**About this exercise**: Copy out every record exactly.

**Source material**:
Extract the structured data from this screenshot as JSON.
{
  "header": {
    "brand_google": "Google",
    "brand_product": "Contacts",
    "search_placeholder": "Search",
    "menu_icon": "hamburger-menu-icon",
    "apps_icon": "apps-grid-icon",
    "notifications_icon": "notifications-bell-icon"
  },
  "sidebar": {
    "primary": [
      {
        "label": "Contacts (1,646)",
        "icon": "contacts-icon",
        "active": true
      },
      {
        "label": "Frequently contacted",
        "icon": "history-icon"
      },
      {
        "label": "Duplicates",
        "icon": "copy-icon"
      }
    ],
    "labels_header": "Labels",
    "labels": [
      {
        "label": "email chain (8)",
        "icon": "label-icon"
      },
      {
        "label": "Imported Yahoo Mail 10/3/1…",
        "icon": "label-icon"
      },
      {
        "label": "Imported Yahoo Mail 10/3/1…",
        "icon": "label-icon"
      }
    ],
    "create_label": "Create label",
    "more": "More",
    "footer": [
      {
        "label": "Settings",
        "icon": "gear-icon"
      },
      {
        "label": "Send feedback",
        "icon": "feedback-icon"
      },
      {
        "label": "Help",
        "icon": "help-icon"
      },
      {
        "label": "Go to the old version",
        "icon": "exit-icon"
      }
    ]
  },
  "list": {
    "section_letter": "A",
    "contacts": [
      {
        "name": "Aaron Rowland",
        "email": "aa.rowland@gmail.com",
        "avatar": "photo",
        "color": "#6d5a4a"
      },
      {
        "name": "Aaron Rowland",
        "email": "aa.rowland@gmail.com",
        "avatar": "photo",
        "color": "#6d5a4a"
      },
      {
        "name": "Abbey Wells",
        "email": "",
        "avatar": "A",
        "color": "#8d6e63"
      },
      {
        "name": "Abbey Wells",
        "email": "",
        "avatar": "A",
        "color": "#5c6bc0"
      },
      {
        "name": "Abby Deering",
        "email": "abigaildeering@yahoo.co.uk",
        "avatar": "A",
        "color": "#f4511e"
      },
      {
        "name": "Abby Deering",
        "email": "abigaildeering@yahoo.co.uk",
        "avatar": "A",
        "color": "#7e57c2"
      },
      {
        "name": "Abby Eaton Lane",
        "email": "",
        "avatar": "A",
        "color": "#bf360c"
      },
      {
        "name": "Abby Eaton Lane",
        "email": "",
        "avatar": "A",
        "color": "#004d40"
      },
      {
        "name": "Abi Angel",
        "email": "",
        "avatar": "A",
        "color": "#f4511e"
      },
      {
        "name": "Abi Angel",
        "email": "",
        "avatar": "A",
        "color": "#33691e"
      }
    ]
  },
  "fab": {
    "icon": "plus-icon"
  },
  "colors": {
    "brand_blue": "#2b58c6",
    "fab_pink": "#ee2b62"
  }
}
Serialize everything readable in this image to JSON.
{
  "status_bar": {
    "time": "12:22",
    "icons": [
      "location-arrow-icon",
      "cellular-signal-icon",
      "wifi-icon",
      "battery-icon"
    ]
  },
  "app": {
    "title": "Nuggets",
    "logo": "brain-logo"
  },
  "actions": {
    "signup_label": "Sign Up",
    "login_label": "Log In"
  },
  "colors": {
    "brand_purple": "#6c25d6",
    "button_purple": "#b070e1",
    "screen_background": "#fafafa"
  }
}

**Output of the exercise**:
Extract the structured data from this screenshot as JSON.
{
  "header": {
    "brand_google": "Google",
    "brand_product": "Contacts",
    "search_placeholder": "Search",
    "menu_icon": "hamburger-menu-icon",
    "apps_icon": "apps-grid-icon",
    "notifications_icon": "notifications-bell-icon"
  },
  "sidebar": {
    "primary": [
      {
        "label": "Contacts (1,646)",
        "icon": "contacts-icon",
        "active": true
      },
      {
        "label": "Frequently contacted",
        "icon": "history-icon"
      },
      {
        "label": "Duplicates",
        "icon": "copy-icon"
      }
    ],
    "labels_header": "Labels",
    "labels": [
      {
        "label": "email chain (8)",
        "icon": "label-icon"
      },
      {
        "label": "Imported Yahoo Mail 10/3/1…",
        "icon": "label-icon"
      },
      {
        "label": "Imported Yahoo Mail 10/3/1…",
        "icon": "label-icon"
      }
    ],
    "create_label": "Create label",
    "more": "More",
    "footer": [
      {
        "label": "Settings",
        "icon": "gear-icon"
      },
      {
        "label": "Send feedback",
        "icon": "feedback-icon"
      },
      {
        "label": "Help",
        "icon": "help-icon"
      },
      {
        "label": "Go to the old version",
        "icon": "exit-icon"
      }
    ]
  },
  "list": {
    "section_letter": "A",
    "contacts": [
      {
        "name": "Aaron Rowland",
        "email": "aa.rowland@gmail.com",
        "avatar": "photo",
        "color": "#6d5a4a"
      },
      {
        "name": "Aaron Rowland",
        "email": "aa.rowland@gmail.com",
        "avatar": "photo",
        "color": "#6d5a4a"
      },
      {
        "name": "Abbey Wells",
        "email": "",
        "avatar": "A",
        "color": "#8d6e63"
      },
      {
        "name": "Abbey Wells",
        "email": "",
        "avatar": "A",
        "color": "#5c6bc0"
      },
      {
        "name": "Abby Deering",
        "email": "abigaildeering@yahoo.co.uk",
        "avatar": "A",
        "color": "#f4511e"
      },
      {
        "name": "Abby Deering",
        "email": "abigaildeering@yahoo.co.uk",
        "avatar": "A",
        "color": "#7e57c2"
      },
      {
        "name": "Abby Eaton Lane",
        "email": "",
        "avatar": "A",
        "color": "#bf360c"
      },
      {
        "name": "Abby Eaton Lane",
        "email": "",
        "avatar": "A",
        "color": "#004d40"
      },
      {
        "name": "Abi Angel",
        "email": "",
        "avatar": "A",
        "color": "#f4511e"
      },
      {
        "name": "Abi Angel",
        "email": "",
        "avatar": "A",
        "color": "#33691e"
      }
    ]
  },
  "fab": {
    "icon": "plus-icon"
  },
  "colors": {
    "brand_blue": "#2b58c6",
    "fab_pink": "#ee2b62"
  }
}
Serialize everything readable in this image to JSON.
{
  "status_bar": {
    "time": "12:22",
    "icons": [
      "location-arrow-icon",
      "cellular-signal-icon",
      "wifi-icon",
      "battery-icon"
    ]
  },
  "app": {
    "title": "Nuggets",
    "logo": "brain-logo"
  },
  "actions": {
    "signup_label": "Sign Up",
    "login_label": "Log In"
  },
  "colors": {
    "brand_purple": "#6c25d6",
    "button_purple": "#b070e1",
    "screen_background": "#fafafa"
  }
}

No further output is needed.